The greatest terror for these women may, in their youth, have been boredom. But freedom brought other terrors in its wake, such as unwanted pregnancies, which at a time of unreliable contraception most were to face. Tallulah Bankhead found a discreet nurse who undertook the dangerous and painful procedure of aborting a pregnancy. She lost so much blood that she needed to remain bedridden for weeks. Nevertheless she underwent at least four abortions before she was thirty. Although none of these women looked to motherhood to provide their fulfilment yet both Zelda and Diana might have had more children if they had not had such difficulties conceiving.
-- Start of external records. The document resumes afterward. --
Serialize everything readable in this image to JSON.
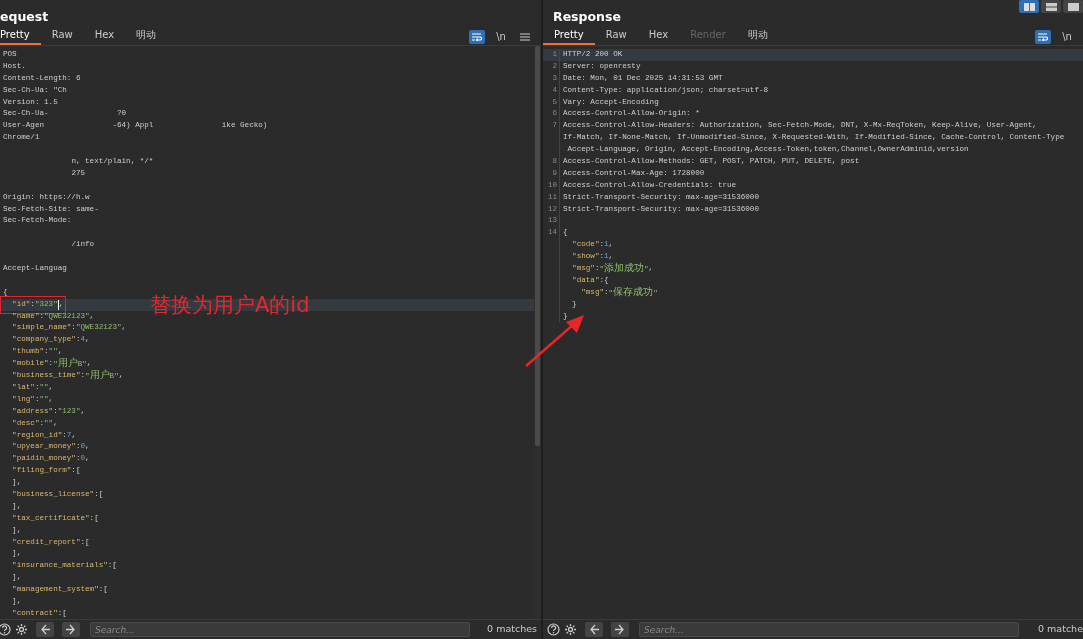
{
  "layout_buttons": [
    {
      "kind": "columns",
      "selected": true
    },
    {
      "kind": "rows",
      "selected": false
    },
    {
      "kind": "single",
      "selected": false
    }
  ],
  "panels": [
    {
      "title": "equest",
      "scrollbar": true,
      "tabs": [
        {
          "label": "Pretty",
          "selected": true,
          "disabled": false
        },
        {
          "label": "Raw",
          "selected": false,
          "disabled": false
        },
        {
          "label": "Hex",
          "selected": false,
          "disabled": false
        },
        {
          "label": "明动",
          "selected": false,
          "disabled": false
        }
      ],
      "tools": [
        {
          "kind": "wrap",
          "on": true
        },
        {
          "kind": "newline",
          "label": "\\n",
          "on": false
        },
        {
          "kind": "menu",
          "on": false
        }
      ],
      "lines": [
        {
          "selected": false,
          "tokens": [
            {
              "kind": "plain",
              "text": "POS"
            }
          ]
        },
        {
          "selected": false,
          "tokens": [
            {
              "kind": "plain",
              "text": "Host."
            }
          ]
        },
        {
          "selected": false,
          "tokens": [
            {
              "kind": "plain",
              "text": "Content-Length: 6"
            }
          ]
        },
        {
          "selected": false,
          "tokens": [
            {
              "kind": "plain",
              "text": "Sec-Ch-Ua: \"Ch"
            }
          ]
        },
        {
          "selected": false,
          "tokens": [
            {
              "kind": "plain",
              "text": "Version: 1.5"
            }
          ]
        },
        {
          "selected": false,
          "tokens": [
            {
              "kind": "plain",
              "text": "Sec-Ch-Ua-"
            },
            {
              "kind": "fragment",
              "text": "?0"
            }
          ]
        },
        {
          "selected": false,
          "tokens": [
            {
              "kind": "plain",
              "text": "User-Agen"
            },
            {
              "kind": "fragment",
              "text": "-64) Appl"
            },
            {
              "kind": "fragment",
              "text": "ike Gecko)"
            }
          ]
        },
        {
          "selected": false,
          "tokens": [
            {
              "kind": "plain",
              "text": "Chrome/1"
            }
          ]
        },
        {
          "selected": false
        },
        {
          "selected": false,
          "tokens": [
            {
              "kind": "fragment",
              "text": "n, text/plain, */*"
            }
          ]
        },
        {
          "selected": false,
          "tokens": [
            {
              "kind": "fragment",
              "text": "275"
            }
          ]
        },
        {
          "selected": false
        },
        {
          "selected": false,
          "tokens": [
            {
              "kind": "plain",
              "text": "Origin: https://h.w"
            }
          ]
        },
        {
          "selected": false,
          "tokens": [
            {
              "kind": "plain",
              "text": "Sec-Fetch-Site: same-"
            }
          ]
        },
        {
          "selected": false,
          "tokens": [
            {
              "kind": "plain",
              "text": "Sec-Fetch-Mode:"
            }
          ]
        },
        {
          "selected": false
        },
        {
          "selected": false,
          "tokens": [
            {
              "kind": "fragment",
              "text": "/info"
            }
          ]
        },
        {
          "selected": false
        },
        {
          "selected": false,
          "tokens": [
            {
              "kind": "plain",
              "text": "Accept-Languag"
            }
          ]
        },
        {
          "selected": false
        },
        {
          "selected": false,
          "tokens": [
            {
              "kind": "punct",
              "text": "{"
            }
          ]
        },
        {
          "selected": true,
          "boxed": true,
          "tokens": [
            {
              "kind": "key",
              "text": "  \"id\""
            },
            {
              "kind": "punct",
              "text": ":"
            },
            {
              "kind": "str",
              "text": "\"323\""
            },
            {
              "kind": "punct",
              "text": ","
            }
          ]
        },
        {
          "selected": false,
          "tokens": [
            {
              "kind": "key",
              "text": "  \"name\""
            },
            {
              "kind": "punct",
              "text": ":"
            },
            {
              "kind": "str",
              "text": "\"QWE32123\""
            },
            {
              "kind": "punct",
              "text": ","
            }
          ]
        },
        {
          "selected": false,
          "tokens": [
            {
              "kind": "key",
              "text": "  \"simple_name\""
            },
            {
              "kind": "punct",
              "text": ":"
            },
            {
              "kind": "str",
              "text": "\"QWE32123\""
            },
            {
              "kind": "punct",
              "text": ","
            }
          ]
        },
        {
          "selected": false,
          "tokens": [
            {
              "kind": "key",
              "text": "  \"company_type\""
            },
            {
              "kind": "punct",
              "text": ":"
            },
            {
              "kind": "num",
              "text": "4"
            },
            {
              "kind": "punct",
              "text": ","
            }
          ]
        },
        {
          "selected": false,
          "tokens": [
            {
              "kind": "key",
              "text": "  \"thumb\""
            },
            {
              "kind": "punct",
              "text": ":"
            },
            {
              "kind": "str",
              "text": "\"\""
            },
            {
              "kind": "punct",
              "text": ","
            }
          ]
        },
        {
          "selected": false,
          "tokens": [
            {
              "kind": "key",
              "text": "  \"mobile\""
            },
            {
              "kind": "punct",
              "text": ":"
            },
            {
              "kind": "str",
              "text": "\"用户B\""
            },
            {
              "kind": "punct",
              "text": ","
            }
          ]
        },
        {
          "selected": false,
          "tokens": [
            {
              "kind": "key",
              "text": "  \"business_time\""
            },
            {
              "kind": "punct",
              "text": ":"
            },
            {
              "kind": "str",
              "text": "\"用户B\""
            },
            {
              "kind": "punct",
              "text": ","
            }
          ]
        },
        {
          "selected": false,
          "tokens": [
            {
              "kind": "key",
              "text": "  \"lat\""
            },
            {
              "kind": "punct",
              "text": ":"
            },
            {
              "kind": "str",
              "text": "\"\""
            },
            {
              "kind": "punct",
              "text": ","
            }
          ]
        },
        {
          "selected": false,
          "tokens": [
            {
              "kind": "key",
              "text": "  \"lng\""
            },
            {
              "kind": "punct",
              "text": ":"
            },
            {
              "kind": "str",
              "text": "\"\""
            },
            {
              "kind": "punct",
              "text": ","
            }
          ]
        },
        {
          "selected": false,
          "tokens": [
            {
              "kind": "key",
              "text": "  \"address\""
            },
            {
              "kind": "punct",
              "text": ":"
            },
            {
              "kind": "str",
              "text": "\"123\""
            },
            {
              "kind": "punct",
              "text": ","
            }
          ]
        },
        {
          "selected": false,
          "tokens": [
            {
              "kind": "key",
              "text": "  \"desc\""
            },
            {
              "kind": "punct",
              "text": ":"
            },
            {
              "kind": "str",
              "text": "\"\""
            },
            {
              "kind": "punct",
              "text": ","
            }
          ]
        },
        {
          "selected": false,
          "tokens": [
            {
              "kind": "key",
              "text": "  \"region_id\""
            },
            {
              "kind": "punct",
              "text": ":"
            },
            {
              "kind": "num",
              "text": "7"
            },
            {
              "kind": "punct",
              "text": ","
            }
          ]
        },
        {
          "selected": false,
          "tokens": [
            {
              "kind": "key",
              "text": "  \"upyear_money\""
            },
            {
              "kind": "punct",
              "text": ":"
            },
            {
              "kind": "num",
              "text": "0"
            },
            {
              "kind": "punct",
              "text": ","
            }
          ]
        },
        {
          "selected": false,
          "tokens": [
            {
              "kind": "key",
              "text": "  \"paidin_money\""
            },
            {
              "kind": "punct",
              "text": ":"
            },
            {
              "kind": "num",
              "text": "0"
            },
            {
              "kind": "punct",
              "text": ","
            }
          ]
        },
        {
          "selected": false,
          "tokens": [
            {
              "kind": "key",
              "text": "  \"filing_form\""
            },
            {
              "kind": "punct",
              "text": ":["
            }
          ]
        },
        {
          "selected": false,
          "tokens": [
            {
              "kind": "punct",
              "text": "  ],"
            }
          ]
        },
        {
          "selected": false,
          "tokens": [
            {
              "kind": "key",
              "text": "  \"business_license\""
            },
            {
              "kind": "punct",
              "text": ":["
            }
          ]
        },
        {
          "selected": false,
          "tokens": [
            {
              "kind": "punct",
              "text": "  ],"
            }
          ]
        },
        {
          "selected": false,
          "tokens": [
            {
              "kind": "key",
              "text": "  \"tax_certificate\""
            },
            {
              "kind": "punct",
              "text": ":["
            }
          ]
        },
        {
          "selected": false,
          "tokens": [
            {
              "kind": "punct",
              "text": "  ],"
            }
          ]
        },
        {
          "selected": false,
          "tokens": [
            {
              "kind": "key",
              "text": "  \"credit_report\""
            },
            {
              "kind": "punct",
              "text": ":["
            }
          ]
        },
        {
          "selected": false,
          "tokens": [
            {
              "kind": "punct",
              "text": "  ],"
            }
          ]
        },
        {
          "selected": false,
          "tokens": [
            {
              "kind": "key",
              "text": "  \"insurance_materials\""
            },
            {
              "kind": "punct",
              "text": ":["
            }
          ]
        },
        {
          "selected": false,
          "tokens": [
            {
              "kind": "punct",
              "text": "  ],"
            }
          ]
        },
        {
          "selected": false,
          "tokens": [
            {
              "kind": "key",
              "text": "  \"management_system\""
            },
            {
              "kind": "punct",
              "text": ":["
            }
          ]
        },
        {
          "selected": false,
          "tokens": [
            {
              "kind": "punct",
              "text": "  ],"
            }
          ]
        },
        {
          "selected": false,
          "tokens": [
            {
              "kind": "key",
              "text": "  \"contract\""
            },
            {
              "kind": "punct",
              "text": ":["
            }
          ]
        }
      ],
      "search": {
        "placeholder": "Search...",
        "matches": "0 matches"
      }
    },
    {
      "title": "Response",
      "tabs": [
        {
          "label": "Pretty",
          "selected": true,
          "disabled": false
        },
        {
          "label": "Raw",
          "selected": false,
          "disabled": false
        },
        {
          "label": "Hex",
          "selected": false,
          "disabled": false
        },
        {
          "label": "Render",
          "selected": false,
          "disabled": true
        },
        {
          "label": "明动",
          "selected": false,
          "disabled": false
        }
      ],
      "tools": [
        {
          "kind": "wrap",
          "on": true
        },
        {
          "kind": "newline",
          "label": "\\n",
          "on": false
        }
      ],
      "lines": [
        {
          "number": "1",
          "selected": true,
          "tokens": [
            {
              "kind": "plain",
              "text": "HTTP/2 200 OK"
            }
          ]
        },
        {
          "number": "2",
          "selected": false,
          "tokens": [
            {
              "kind": "plain",
              "text": "Server: openresty"
            }
          ]
        },
        {
          "number": "3",
          "selected": false,
          "tokens": [
            {
              "kind": "plain",
              "text": "Date: Mon, 01 Dec 2025 14:31:53 GMT"
            }
          ]
        },
        {
          "number": "4",
          "selected": false,
          "tokens": [
            {
              "kind": "plain",
              "text": "Content-Type: application/json; charset=utf-8"
            }
          ]
        },
        {
          "number": "5",
          "selected": false,
          "tokens": [
            {
              "kind": "plain",
              "text": "Vary: Accept-Encoding"
            }
          ]
        },
        {
          "number": "6",
          "selected": false,
          "tokens": [
            {
              "kind": "plain",
              "text": "Access-Control-Allow-Origin: *"
            }
          ]
        },
        {
          "number": "7",
          "selected": false,
          "tokens": [
            {
              "kind": "plain",
              "text": "Access-Control-Allow-Headers: Authorization, Sec-Fetch-Mode, DNT, X-Mx-ReqToken, Keep-Alive, User-Agent,"
            }
          ]
        },
        {
          "selected": false,
          "tokens": [
            {
              "kind": "plain",
              "text": "If-Match, If-None-Match, If-Unmodified-Since, X-Requested-With, If-Modified-Since, Cache-Control, Content-Type"
            }
          ]
        },
        {
          "selected": false,
          "tokens": [
            {
              "kind": "plain",
              "text": " Accept-Language, Origin, Accept-Encoding,Access-Token,token,Channel,OwnerAdminid,version"
            }
          ]
        },
        {
          "number": "8",
          "selected": false,
          "tokens": [
            {
              "kind": "plain",
              "text": "Access-Control-Allow-Methods: GET, POST, PATCH, PUT, DELETE, post"
            }
          ]
        },
        {
          "number": "9",
          "selected": false,
          "tokens": [
            {
              "kind": "plain",
              "text": "Access-Control-Max-Age: 1728000"
            }
          ]
        },
        {
          "number": "10",
          "selected": false,
          "tokens": [
            {
              "kind": "plain",
              "text": "Access-Control-Allow-Credentials: true"
            }
          ]
        },
        {
          "number": "11",
          "selected": false,
          "tokens": [
            {
              "kind": "plain",
              "text": "Strict-Transport-Security: max-age=31536000"
            }
          ]
        },
        {
          "number": "12",
          "selected": false,
          "tokens": [
            {
              "kind": "plain",
              "text": "Strict-Transport-Security: max-age=31536000"
            }
          ]
        },
        {
          "number": "13",
          "selected": false
        },
        {
          "number": "14",
          "selected": false,
          "tokens": [
            {
              "kind": "punct",
              "text": "{"
            }
          ]
        },
        {
          "selected": false,
          "tokens": [
            {
              "kind": "key",
              "text": "  \"code\""
            },
            {
              "kind": "punct",
              "text": ":"
            },
            {
              "kind": "num",
              "text": "1"
            },
            {
              "kind": "punct",
              "text": ","
            }
          ]
        },
        {
          "selected": false,
          "tokens": [
            {
              "kind": "key",
              "text": "  \"show\""
            },
            {
              "kind": "punct",
              "text": ":"
            },
            {
              "kind": "num",
              "text": "1"
            },
            {
              "kind": "punct",
              "text": ","
            }
          ]
        },
        {
          "selected": false,
          "tokens": [
            {
              "kind": "key",
              "text": "  \"msg\""
            },
            {
              "kind": "punct",
              "text": ":"
            },
            {
              "kind": "str",
              "text": "\"添加成功\""
            },
            {
              "kind": "punct",
              "text": ","
            }
          ]
        },
        {
          "selected": false,
          "tokens": [
            {
              "kind": "key",
              "text": "  \"data\""
            },
            {
              "kind": "punct",
              "text": ":{"
            }
          ]
        },
        {
          "selected": false,
          "tokens": [
            {
              "kind": "key",
              "text": "    \"msg\""
            },
            {
              "kind": "punct",
              "text": ":"
            },
            {
              "kind": "str",
              "text": "\"保存成功\""
            }
          ]
        },
        {
          "selected": false,
          "tokens": [
            {
              "kind": "punct",
              "text": "  }"
            }
          ]
        },
        {
          "selected": false,
          "tokens": [
            {
              "kind": "punct",
              "text": "}"
            }
          ]
        }
      ],
      "search": {
        "placeholder": "Search...",
        "matches": "0 matche"
      }
    }
  ],
  "annotation": {
    "text": "替换为用户A的id"
  }
}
Josephine Baker also suffered acute gynaecological problems which prevented her having any children of her own but she still could not shake off the maternal urge and, as she toured the world from 1954 onwards, she gathered a dozen underprivileged children and babies from Africa, Asia and South American and taking them all back to a chateau she had converted in rural France created a chaotic and unruly family that she called her ‘Rainbow Tribe’. The strength of this compelling book derives from the cumulative effect of so much pain and suffering endured by these once hopeful young pioneering women.
Anne Sebba is the author of That Woman A life of Wallis Simpson, Duchess of Windsor (Phoenix paperbacks £7.99)